▶ Data for this task:
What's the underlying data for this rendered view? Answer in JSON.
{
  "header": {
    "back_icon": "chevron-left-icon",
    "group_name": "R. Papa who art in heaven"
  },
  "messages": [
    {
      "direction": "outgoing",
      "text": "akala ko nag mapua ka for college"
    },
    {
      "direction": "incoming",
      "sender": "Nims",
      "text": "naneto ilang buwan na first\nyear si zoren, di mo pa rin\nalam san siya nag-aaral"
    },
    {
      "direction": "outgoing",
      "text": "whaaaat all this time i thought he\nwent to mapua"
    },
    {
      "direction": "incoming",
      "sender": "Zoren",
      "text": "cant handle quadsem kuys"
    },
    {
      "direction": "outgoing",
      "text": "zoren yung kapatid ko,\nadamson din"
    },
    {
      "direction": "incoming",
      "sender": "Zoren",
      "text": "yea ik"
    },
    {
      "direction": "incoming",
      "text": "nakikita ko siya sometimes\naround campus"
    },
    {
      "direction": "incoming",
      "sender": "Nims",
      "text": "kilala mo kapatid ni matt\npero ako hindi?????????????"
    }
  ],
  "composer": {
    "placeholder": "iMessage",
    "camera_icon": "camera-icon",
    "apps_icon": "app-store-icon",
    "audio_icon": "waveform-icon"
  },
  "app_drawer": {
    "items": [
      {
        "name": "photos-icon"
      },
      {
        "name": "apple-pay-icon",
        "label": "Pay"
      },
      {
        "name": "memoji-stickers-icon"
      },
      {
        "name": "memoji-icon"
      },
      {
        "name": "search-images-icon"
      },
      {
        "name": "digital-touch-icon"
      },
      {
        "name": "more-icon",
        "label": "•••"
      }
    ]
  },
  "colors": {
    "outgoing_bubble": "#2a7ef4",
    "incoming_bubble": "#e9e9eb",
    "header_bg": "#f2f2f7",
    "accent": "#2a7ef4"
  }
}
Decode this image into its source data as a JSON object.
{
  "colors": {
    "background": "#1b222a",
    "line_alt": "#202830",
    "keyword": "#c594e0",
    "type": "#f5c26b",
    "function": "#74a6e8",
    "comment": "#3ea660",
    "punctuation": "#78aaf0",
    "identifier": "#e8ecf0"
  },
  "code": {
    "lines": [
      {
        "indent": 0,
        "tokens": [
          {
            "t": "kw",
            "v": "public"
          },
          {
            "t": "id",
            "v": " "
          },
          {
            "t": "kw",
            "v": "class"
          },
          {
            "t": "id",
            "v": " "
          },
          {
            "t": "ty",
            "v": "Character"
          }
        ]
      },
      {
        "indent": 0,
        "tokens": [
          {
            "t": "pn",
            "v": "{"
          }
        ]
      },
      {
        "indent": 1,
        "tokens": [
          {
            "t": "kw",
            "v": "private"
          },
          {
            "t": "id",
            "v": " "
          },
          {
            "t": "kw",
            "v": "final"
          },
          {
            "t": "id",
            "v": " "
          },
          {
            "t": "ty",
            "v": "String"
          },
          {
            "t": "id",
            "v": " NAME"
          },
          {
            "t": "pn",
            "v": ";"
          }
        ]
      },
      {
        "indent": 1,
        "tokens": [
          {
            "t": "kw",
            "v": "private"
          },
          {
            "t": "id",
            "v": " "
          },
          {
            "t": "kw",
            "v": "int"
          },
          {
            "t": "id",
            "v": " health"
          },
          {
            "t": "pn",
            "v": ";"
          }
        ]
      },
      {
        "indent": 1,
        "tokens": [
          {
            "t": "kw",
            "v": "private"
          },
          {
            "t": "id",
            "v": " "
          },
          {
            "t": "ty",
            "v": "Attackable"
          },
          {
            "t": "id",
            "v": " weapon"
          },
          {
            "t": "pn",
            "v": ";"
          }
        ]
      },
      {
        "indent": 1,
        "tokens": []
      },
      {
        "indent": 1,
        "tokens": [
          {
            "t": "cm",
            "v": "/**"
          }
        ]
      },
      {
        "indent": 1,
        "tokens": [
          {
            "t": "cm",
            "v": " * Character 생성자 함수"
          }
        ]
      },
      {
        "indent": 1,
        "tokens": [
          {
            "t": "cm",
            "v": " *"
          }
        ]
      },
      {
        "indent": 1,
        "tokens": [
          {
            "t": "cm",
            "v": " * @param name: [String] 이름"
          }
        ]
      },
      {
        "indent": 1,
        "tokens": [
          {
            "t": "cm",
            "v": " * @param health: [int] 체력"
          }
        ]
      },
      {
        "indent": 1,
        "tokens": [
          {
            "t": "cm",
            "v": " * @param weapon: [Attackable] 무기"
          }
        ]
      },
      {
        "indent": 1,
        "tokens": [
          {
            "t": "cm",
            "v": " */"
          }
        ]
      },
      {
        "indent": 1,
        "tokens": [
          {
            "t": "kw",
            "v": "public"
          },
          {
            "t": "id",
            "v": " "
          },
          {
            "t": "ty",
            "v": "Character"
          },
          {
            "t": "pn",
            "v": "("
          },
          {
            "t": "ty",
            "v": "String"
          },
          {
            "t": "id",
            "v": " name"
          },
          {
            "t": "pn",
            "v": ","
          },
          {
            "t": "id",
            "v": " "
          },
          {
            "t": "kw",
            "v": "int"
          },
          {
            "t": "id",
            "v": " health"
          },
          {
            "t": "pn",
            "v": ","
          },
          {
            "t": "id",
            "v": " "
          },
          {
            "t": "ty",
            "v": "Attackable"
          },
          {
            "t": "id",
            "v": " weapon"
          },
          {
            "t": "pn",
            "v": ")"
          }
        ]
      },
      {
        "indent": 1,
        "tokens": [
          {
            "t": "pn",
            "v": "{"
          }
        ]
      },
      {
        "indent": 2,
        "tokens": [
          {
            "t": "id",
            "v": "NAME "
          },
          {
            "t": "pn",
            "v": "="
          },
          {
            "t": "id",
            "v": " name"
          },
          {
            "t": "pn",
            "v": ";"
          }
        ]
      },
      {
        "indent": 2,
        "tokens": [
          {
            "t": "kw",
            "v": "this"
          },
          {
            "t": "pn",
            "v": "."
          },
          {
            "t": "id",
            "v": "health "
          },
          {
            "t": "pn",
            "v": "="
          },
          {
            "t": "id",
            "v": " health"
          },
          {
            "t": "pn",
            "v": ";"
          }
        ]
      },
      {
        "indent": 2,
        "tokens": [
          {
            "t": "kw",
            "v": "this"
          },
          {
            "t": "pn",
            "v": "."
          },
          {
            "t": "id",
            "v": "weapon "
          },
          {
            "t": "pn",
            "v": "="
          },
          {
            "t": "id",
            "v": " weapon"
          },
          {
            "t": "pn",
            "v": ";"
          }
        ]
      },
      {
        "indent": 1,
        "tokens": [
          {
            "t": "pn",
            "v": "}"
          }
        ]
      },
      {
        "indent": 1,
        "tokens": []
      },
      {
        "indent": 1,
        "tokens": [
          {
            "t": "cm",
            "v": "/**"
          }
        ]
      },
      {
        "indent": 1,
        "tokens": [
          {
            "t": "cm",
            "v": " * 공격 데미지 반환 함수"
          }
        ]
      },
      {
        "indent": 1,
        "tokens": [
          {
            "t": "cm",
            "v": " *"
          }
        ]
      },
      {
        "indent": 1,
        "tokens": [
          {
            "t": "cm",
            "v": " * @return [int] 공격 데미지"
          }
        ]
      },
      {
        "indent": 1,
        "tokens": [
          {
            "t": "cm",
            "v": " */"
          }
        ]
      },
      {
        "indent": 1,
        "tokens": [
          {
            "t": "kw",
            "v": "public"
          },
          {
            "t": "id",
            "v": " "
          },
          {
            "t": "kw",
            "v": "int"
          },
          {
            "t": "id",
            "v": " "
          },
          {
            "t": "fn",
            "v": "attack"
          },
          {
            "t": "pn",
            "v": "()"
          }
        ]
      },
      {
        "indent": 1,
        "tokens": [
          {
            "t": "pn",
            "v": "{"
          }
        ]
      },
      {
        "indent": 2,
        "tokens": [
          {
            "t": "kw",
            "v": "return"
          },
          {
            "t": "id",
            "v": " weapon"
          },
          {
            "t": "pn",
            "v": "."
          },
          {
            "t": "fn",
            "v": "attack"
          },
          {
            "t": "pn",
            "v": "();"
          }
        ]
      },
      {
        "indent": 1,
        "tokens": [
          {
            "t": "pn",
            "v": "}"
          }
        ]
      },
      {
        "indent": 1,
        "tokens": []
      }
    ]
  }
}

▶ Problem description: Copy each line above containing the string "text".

▶ Written answer:
      "text": "akala ko nag mapua ka for college"
      "text": "naneto ilang buwan na first\nyear si zoren, di mo pa rin\nalam san siya nag-aaral"
      "text": "whaaaat all this time i thought he\nwent to mapua"
      "text": "cant handle quadsem kuys"
      "text": "zoren yung kapatid ko,\nadamson din"
      "text": "yea ik"
      "text": "nakikita ko siya sometimes\naround campus"
      "text": "kilala mo kapatid ni matt\npero ako hindi?????????????"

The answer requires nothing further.